══ Material provided

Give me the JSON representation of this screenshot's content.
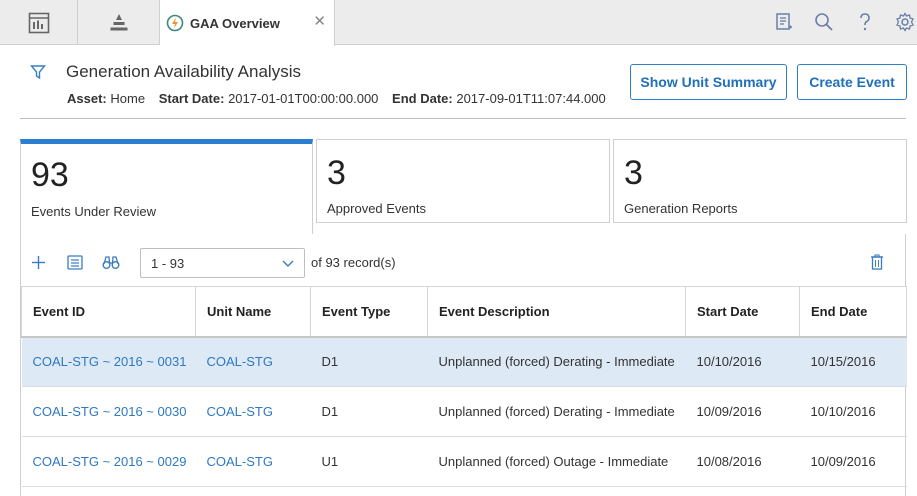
{
  "topbar": {
    "tabs": [
      {
        "icon": "dashboard-icon"
      },
      {
        "icon": "hierarchy-icon"
      }
    ],
    "active_tab": {
      "title": "GAA Overview",
      "icon": "gaa-icon",
      "close": "✕"
    },
    "right_icons": [
      "notes-icon",
      "search-icon",
      "help-icon",
      "gear-icon"
    ]
  },
  "header": {
    "title": "Generation Availability Analysis",
    "asset_label": "Asset:",
    "asset_value": "Home",
    "start_label": "Start Date:",
    "start_value": "2017-01-01T00:00:00.000",
    "end_label": "End Date:",
    "end_value": "2017-09-01T11:07:44.000",
    "show_unit_summary": "Show Unit Summary",
    "create_event": "Create Event"
  },
  "cards": [
    {
      "count": "93",
      "label": "Events Under Review",
      "active": true
    },
    {
      "count": "3",
      "label": "Approved Events",
      "active": false
    },
    {
      "count": "3",
      "label": "Generation Reports",
      "active": false
    }
  ],
  "grid": {
    "pager_value": "1 - 93",
    "records_text": "of 93 record(s)",
    "columns": [
      "Event ID",
      "Unit Name",
      "Event Type",
      "Event Description",
      "Start Date",
      "End Date"
    ],
    "rows": [
      [
        "COAL-STG ~ 2016 ~ 0031",
        "COAL-STG",
        "D1",
        "Unplanned (forced) Derating - Immediate",
        "10/10/2016",
        "10/15/2016"
      ],
      [
        "COAL-STG ~ 2016 ~ 0030",
        "COAL-STG",
        "D1",
        "Unplanned (forced) Derating - Immediate",
        "10/09/2016",
        "10/10/2016"
      ],
      [
        "COAL-STG ~ 2016 ~ 0029",
        "COAL-STG",
        "U1",
        "Unplanned (forced) Outage - Immediate",
        "10/08/2016",
        "10/09/2016"
      ]
    ]
  },
  "colors": {
    "accent": "#2b7fd0",
    "link": "#2e78c2",
    "selected_row": "#dde9f5"
  }
}
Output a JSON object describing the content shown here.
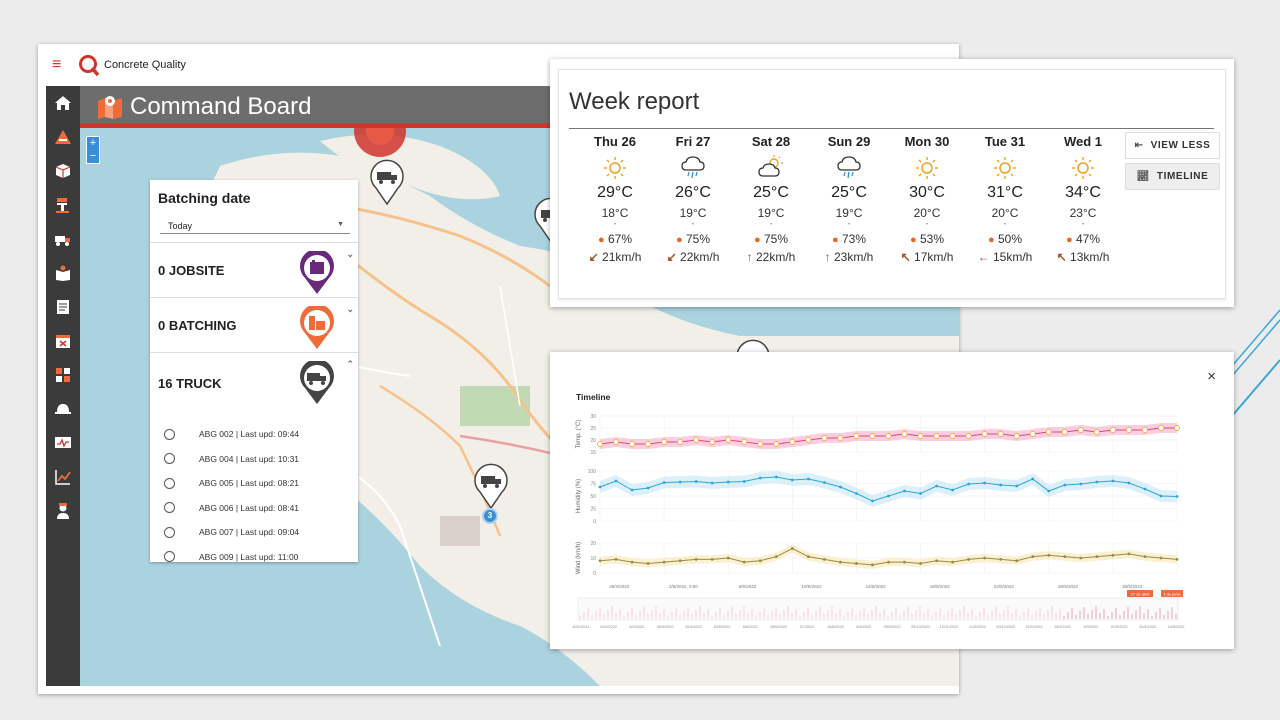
{
  "app": {
    "name": "Concrete Quality",
    "board_title": "Command Board"
  },
  "sidebar": {
    "items": [
      "home-icon",
      "construction-icon",
      "box-icon",
      "conveyor-icon",
      "truck-icon",
      "book-pin-icon",
      "document-icon",
      "calendar-icon",
      "calculator-icon",
      "hardhat-icon",
      "monitor-icon",
      "chart-icon",
      "worker-icon"
    ]
  },
  "map": {
    "zoom_in": "+",
    "zoom_out": "−",
    "cluster_count": "3"
  },
  "filter": {
    "title": "Batching date",
    "date_value": "Today",
    "categories": [
      {
        "label": "0 JOBSITE",
        "color": "#6a2a7a",
        "icon": "jobsite-pin-icon"
      },
      {
        "label": "0 BATCHING",
        "color": "#ef6c3a",
        "icon": "batching-pin-icon"
      },
      {
        "label": "16 TRUCK",
        "color": "#444444",
        "icon": "truck-pin-icon"
      }
    ],
    "trucks": [
      "ABG 002 | Last upd: 09:44",
      "ABG 004 | Last upd: 10:31",
      "ABG 005 | Last upd: 08:21",
      "ABG 006 | Last upd: 08:41",
      "ABG 007 | Last upd: 09:04",
      "ABG 009 | Last upd: 11:00"
    ]
  },
  "week_report": {
    "title": "Week report",
    "view_less": "VIEW LESS",
    "timeline_button": "TIMELINE",
    "days": [
      {
        "day": "Thu 26",
        "icon": "sunny-icon",
        "max": "29°C",
        "min": "18°C",
        "humidity": "67%",
        "wind": "21km/h",
        "wind_arrow": "↙"
      },
      {
        "day": "Fri 27",
        "icon": "rain-icon",
        "max": "26°C",
        "min": "19°C",
        "humidity": "75%",
        "wind": "22km/h",
        "wind_arrow": "↙"
      },
      {
        "day": "Sat 28",
        "icon": "partly-cloudy-icon",
        "max": "25°C",
        "min": "19°C",
        "humidity": "75%",
        "wind": "22km/h",
        "wind_arrow": "↑"
      },
      {
        "day": "Sun 29",
        "icon": "rain-icon",
        "max": "25°C",
        "min": "19°C",
        "humidity": "73%",
        "wind": "23km/h",
        "wind_arrow": "↑"
      },
      {
        "day": "Mon 30",
        "icon": "sunny-icon",
        "max": "30°C",
        "min": "20°C",
        "humidity": "53%",
        "wind": "17km/h",
        "wind_arrow": "↖"
      },
      {
        "day": "Tue 31",
        "icon": "sunny-icon",
        "max": "31°C",
        "min": "20°C",
        "humidity": "50%",
        "wind": "15km/h",
        "wind_arrow": "←"
      },
      {
        "day": "Wed 1",
        "icon": "sunny-icon",
        "max": "34°C",
        "min": "23°C",
        "humidity": "47%",
        "wind": "13km/h",
        "wind_arrow": "↖"
      }
    ]
  },
  "timeline": {
    "title": "Timeline",
    "close": "×",
    "axes": {
      "temp": "Temp. (°C)",
      "humidity": "Humidity (%)",
      "wind": "Wind (km/h)"
    },
    "temp_ticks": [
      "30",
      "25",
      "20",
      "15"
    ],
    "hum_ticks": [
      "100",
      "75",
      "50",
      "25",
      "0"
    ],
    "wind_ticks": [
      "20",
      "10",
      "0"
    ],
    "temp_series": [
      18,
      19,
      18,
      18,
      19,
      19,
      20,
      19,
      20,
      19,
      18,
      18,
      19,
      20,
      21,
      21,
      22,
      22,
      22,
      23,
      22,
      22,
      22,
      22,
      23,
      23,
      22,
      23,
      24,
      24,
      25,
      24,
      25,
      25,
      25,
      26,
      26
    ],
    "hum_series": [
      68,
      80,
      62,
      66,
      77,
      78,
      79,
      76,
      78,
      79,
      86,
      88,
      82,
      84,
      77,
      68,
      55,
      40,
      50,
      60,
      55,
      70,
      62,
      74,
      76,
      72,
      70,
      84,
      60,
      72,
      74,
      78,
      80,
      76,
      64,
      50,
      49
    ],
    "wind_series": [
      9,
      10,
      8,
      7,
      8,
      9,
      10,
      10,
      11,
      8,
      9,
      12,
      18,
      12,
      10,
      8,
      7,
      6,
      8,
      8,
      7,
      9,
      8,
      10,
      11,
      10,
      9,
      12,
      13,
      12,
      11,
      12,
      13,
      14,
      12,
      11,
      10
    ],
    "x_dates": [
      "28/4/2022",
      "2/5/2022, 0:00",
      "6/5/2022",
      "10/5/2022",
      "14/5/2022",
      "18/5/2022",
      "22/5/2022",
      "26/5/2022",
      "30/5/2022"
    ],
    "nav_dates": [
      "16/11/2021",
      "10/2/2022",
      "6/3/2022",
      "26/3/2022",
      "20/4/2022",
      "15/5/2022",
      "6/6/2022",
      "28/6/2022",
      "2/7/2022",
      "15/8/2022",
      "6/9/2022",
      "25/9/2022",
      "20/10/2022",
      "12/11/2022",
      "1/12/2022",
      "20/12/2022",
      "21/1/2022",
      "15/2/2022",
      "9/3/2022",
      "21/3/2022",
      "20/4/2022",
      "14/5/2022"
    ],
    "nav_marker_1": "27 de abril",
    "nav_marker_2": "1 de junio"
  }
}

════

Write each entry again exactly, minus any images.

*Worked solution:*
Give me the JSON representation of this screenshot's content.
{
  "topbar": {
    "tabs": [
      {
        "icon": "dashboard-icon"
      },
      {
        "icon": "hierarchy-icon"
      }
    ],
    "active_tab": {
      "title": "GAA Overview",
      "icon": "gaa-icon",
      "close": "✕"
    },
    "right_icons": [
      "notes-icon",
      "search-icon",
      "help-icon",
      "gear-icon"
    ]
  },
  "header": {
    "title": "Generation Availability Analysis",
    "asset_label": "Asset:",
    "asset_value": "Home",
    "start_label": "Start Date:",
    "start_value": "2017-01-01T00:00:00.000",
    "end_label": "End Date:",
    "end_value": "2017-09-01T11:07:44.000",
    "show_unit_summary": "Show Unit Summary",
    "create_event": "Create Event"
  },
  "cards": [
    {
      "count": "93",
      "label": "Events Under Review",
      "active": true
    },
    {
      "count": "3",
      "label": "Approved Events",
      "active": false
    },
    {
      "count": "3",
      "label": "Generation Reports",
      "active": false
    }
  ],
  "grid": {
    "pager_value": "1 - 93",
    "records_text": "of 93 record(s)",
    "columns": [
      "Event ID",
      "Unit Name",
      "Event Type",
      "Event Description",
      "Start Date",
      "End Date"
    ],
    "rows": [
      [
        "COAL-STG ~ 2016 ~ 0031",
        "COAL-STG",
        "D1",
        "Unplanned (forced) Derating - Immediate",
        "10/10/2016",
        "10/15/2016"
      ],
      [
        "COAL-STG ~ 2016 ~ 0030",
        "COAL-STG",
        "D1",
        "Unplanned (forced) Derating - Immediate",
        "10/09/2016",
        "10/10/2016"
      ],
      [
        "COAL-STG ~ 2016 ~ 0029",
        "COAL-STG",
        "U1",
        "Unplanned (forced) Outage - Immediate",
        "10/08/2016",
        "10/09/2016"
      ]
    ]
  },
  "colors": {
    "accent": "#2b7fd0",
    "link": "#2e78c2",
    "selected_row": "#dde9f5"
  }
}
Output a JSON object describing the content shown here.
{
  "app": {
    "name": "Concrete Quality",
    "board_title": "Command Board"
  },
  "sidebar": {
    "items": [
      "home-icon",
      "construction-icon",
      "box-icon",
      "conveyor-icon",
      "truck-icon",
      "book-pin-icon",
      "document-icon",
      "calendar-icon",
      "calculator-icon",
      "hardhat-icon",
      "monitor-icon",
      "chart-icon",
      "worker-icon"
    ]
  },
  "map": {
    "zoom_in": "+",
    "zoom_out": "−",
    "cluster_count": "3"
  },
  "filter": {
    "title": "Batching date",
    "date_value": "Today",
    "categories": [
      {
        "label": "0 JOBSITE",
        "color": "#6a2a7a",
        "icon": "jobsite-pin-icon"
      },
      {
        "label": "0 BATCHING",
        "color": "#ef6c3a",
        "icon": "batching-pin-icon"
      },
      {
        "label": "16 TRUCK",
        "color": "#444444",
        "icon": "truck-pin-icon"
      }
    ],
    "trucks": [
      "ABG 002 | Last upd: 09:44",
      "ABG 004 | Last upd: 10:31",
      "ABG 005 | Last upd: 08:21",
      "ABG 006 | Last upd: 08:41",
      "ABG 007 | Last upd: 09:04",
      "ABG 009 | Last upd: 11:00"
    ]
  },
  "week_report": {
    "title": "Week report",
    "view_less": "VIEW LESS",
    "timeline_button": "TIMELINE",
    "days": [
      {
        "day": "Thu 26",
        "icon": "sunny-icon",
        "max": "29°C",
        "min": "18°C",
        "humidity": "67%",
        "wind": "21km/h",
        "wind_arrow": "↙"
      },
      {
        "day": "Fri 27",
        "icon": "rain-icon",
        "max": "26°C",
        "min": "19°C",
        "humidity": "75%",
        "wind": "22km/h",
        "wind_arrow": "↙"
      },
      {
        "day": "Sat 28",
        "icon": "partly-cloudy-icon",
        "max": "25°C",
        "min": "19°C",
        "humidity": "75%",
        "wind": "22km/h",
        "wind_arrow": "↑"
      },
      {
        "day": "Sun 29",
        "icon": "rain-icon",
        "max": "25°C",
        "min": "19°C",
        "humidity": "73%",
        "wind": "23km/h",
        "wind_arrow": "↑"
      },
      {
        "day": "Mon 30",
        "icon": "sunny-icon",
        "max": "30°C",
        "min": "20°C",
        "humidity": "53%",
        "wind": "17km/h",
        "wind_arrow": "↖"
      },
      {
        "day": "Tue 31",
        "icon": "sunny-icon",
        "max": "31°C",
        "min": "20°C",
        "humidity": "50%",
        "wind": "15km/h",
        "wind_arrow": "←"
      },
      {
        "day": "Wed 1",
        "icon": "sunny-icon",
        "max": "34°C",
        "min": "23°C",
        "humidity": "47%",
        "wind": "13km/h",
        "wind_arrow": "↖"
      }
    ]
  },
  "timeline": {
    "title": "Timeline",
    "close": "×",
    "axes": {
      "temp": "Temp. (°C)",
      "humidity": "Humidity (%)",
      "wind": "Wind (km/h)"
    },
    "temp_ticks": [
      "30",
      "25",
      "20",
      "15"
    ],
    "hum_ticks": [
      "100",
      "75",
      "50",
      "25",
      "0"
    ],
    "wind_ticks": [
      "20",
      "10",
      "0"
    ],
    "temp_series": [
      18,
      19,
      18,
      18,
      19,
      19,
      20,
      19,
      20,
      19,
      18,
      18,
      19,
      20,
      21,
      21,
      22,
      22,
      22,
      23,
      22,
      22,
      22,
      22,
      23,
      23,
      22,
      23,
      24,
      24,
      25,
      24,
      25,
      25,
      25,
      26,
      26
    ],
    "hum_series": [
      68,
      80,
      62,
      66,
      77,
      78,
      79,
      76,
      78,
      79,
      86,
      88,
      82,
      84,
      77,
      68,
      55,
      40,
      50,
      60,
      55,
      70,
      62,
      74,
      76,
      72,
      70,
      84,
      60,
      72,
      74,
      78,
      80,
      76,
      64,
      50,
      49
    ],
    "wind_series": [
      9,
      10,
      8,
      7,
      8,
      9,
      10,
      10,
      11,
      8,
      9,
      12,
      18,
      12,
      10,
      8,
      7,
      6,
      8,
      8,
      7,
      9,
      8,
      10,
      11,
      10,
      9,
      12,
      13,
      12,
      11,
      12,
      13,
      14,
      12,
      11,
      10
    ],
    "x_dates": [
      "28/4/2022",
      "2/5/2022, 0:00",
      "6/5/2022",
      "10/5/2022",
      "14/5/2022",
      "18/5/2022",
      "22/5/2022",
      "26/5/2022",
      "30/5/2022"
    ],
    "nav_dates": [
      "16/11/2021",
      "10/2/2022",
      "6/3/2022",
      "26/3/2022",
      "20/4/2022",
      "15/5/2022",
      "6/6/2022",
      "28/6/2022",
      "2/7/2022",
      "15/8/2022",
      "6/9/2022",
      "25/9/2022",
      "20/10/2022",
      "12/11/2022",
      "1/12/2022",
      "20/12/2022",
      "21/1/2022",
      "15/2/2022",
      "9/3/2022",
      "21/3/2022",
      "20/4/2022",
      "14/5/2022"
    ],
    "nav_marker_1": "27 de abril",
    "nav_marker_2": "1 de junio"
  }
}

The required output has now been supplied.